He says the loss of rubber tracks saw the Tucanos equipped with the tallest tyres, creating a long footprint.
“I prefer tracks, particularly on our flint soils. But these smaller combines are stable in-field with 25ft headers. I think we have scaled back on size and weight to a point where it has much less of an impact on what we do.”
With three combines offering a collective 25.5m of cutting width – an increase of 2.4m – it stands to reason that output has been given a useful shot in the arm and spare capacity brings with it opportunities for growth.
Output of each Tucano has been a consistent 30-35 tonnes per hour in wheat, with support coming from a fleet of five, 14t Bailey trailers, with every load sampled, weighed and tipped according to on-farm drying and storage requirements.
“Last year’s harvest saw near-perfect conditions, but we are unlikely to see that come around again for a good few years,” he says.
“And with a catchy season, such as this one, we would still be looking at a few hundred acres of wheat if we had kept the 780 alongside the 770.
“While we do not usually operate the combines together, wrapping up the last of the harvest in one swoop makes perfect sense, when all the firepower is readily available. I am pleased to say we have worked smarter, not harder this harvest.”
ABOUT THE TUCANO
WHEN Claas upgraded its Tucano range last year, it stretched the line-up to include a new flagship complete with the firm’s APS Hybrid threshing system – the 580.

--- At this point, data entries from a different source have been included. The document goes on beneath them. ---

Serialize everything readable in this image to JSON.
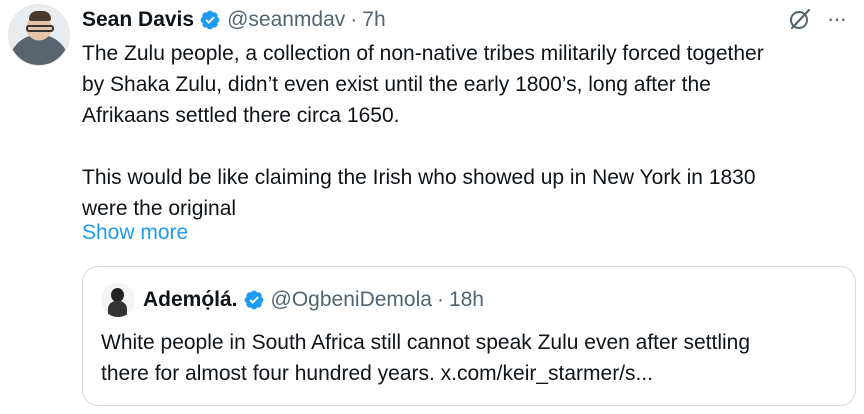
{
  "tweet": {
    "author_name": "Sean Davis",
    "handle": "@seanmdav",
    "separator": "·",
    "time": "7h",
    "text_lines": [
      "The Zulu people, a collection of non-native tribes militarily forced together",
      "by Shaka Zulu, didn’t even exist until the early 1800’s, long after the",
      "Afrikaans settled there circa 1650.",
      "This would be like claiming the Irish who showed up in New York in 1830",
      "were the original"
    ],
    "show_more": "Show more",
    "more_icon": "···"
  },
  "quote": {
    "author_name": "Ademọ́lá.",
    "handle": "@OgbeniDemola",
    "separator": "·",
    "time": "18h",
    "text_lines": [
      "White people in South Africa still cannot speak Zulu even after settling",
      "there for almost four hundred years. x.com/keir_starmer/s..."
    ]
  },
  "colors": {
    "verified": "#1d9bf0",
    "link": "#1d9bf0",
    "secondary_text": "#536471",
    "border": "#cfd9de"
  },
  "icons": [
    "verified-badge-icon",
    "grok-icon",
    "more-icon"
  ]
}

It packed a Mercedes EU stage 5 engine boasting 381hp, and featured Claas’ Dynamic Power to match the engine’s power curve to the operating conditions. As a result, idle speed dropped to 850rpm and full-load engine speed occurred at a more leisurely 1,900rpm, adding to the Tucano’s fuel efficiency.
In addition, the Tucano 580 came with an 11,000-litre grain tank, an all-new cab layout with improved Cebis touch-screen display to simplify access and adjustment of machine settings.

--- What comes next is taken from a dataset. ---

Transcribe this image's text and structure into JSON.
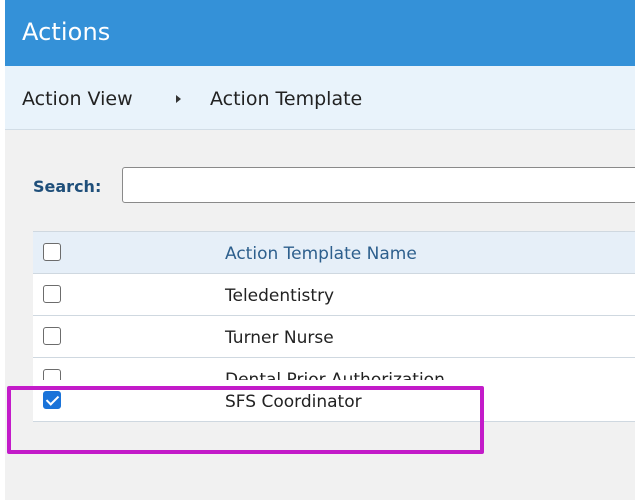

From a technological viewpoint, the Tucano gained the firm’s Auto Crop Flow and Auto Slope systems. Previously only available on Lexion models, Auto Crop Flow uses sensors to monitor the APS drum, grain separation, straw chopper and engine speed, alerting the operator to potential blockages or machine overload.
It is a system widely acknowledged as one which can allow the operator to more confidently push the combine closer to its limits.
The slope correction system continuously adjusts fan speed relative to the angle of the combine to produce the cleanest possible sample with minimal losses on uneven terrain, claims the manufacturer.
For example, increasing fan speed when travelling downhill, and decreasing mfan speed when travelling uphill.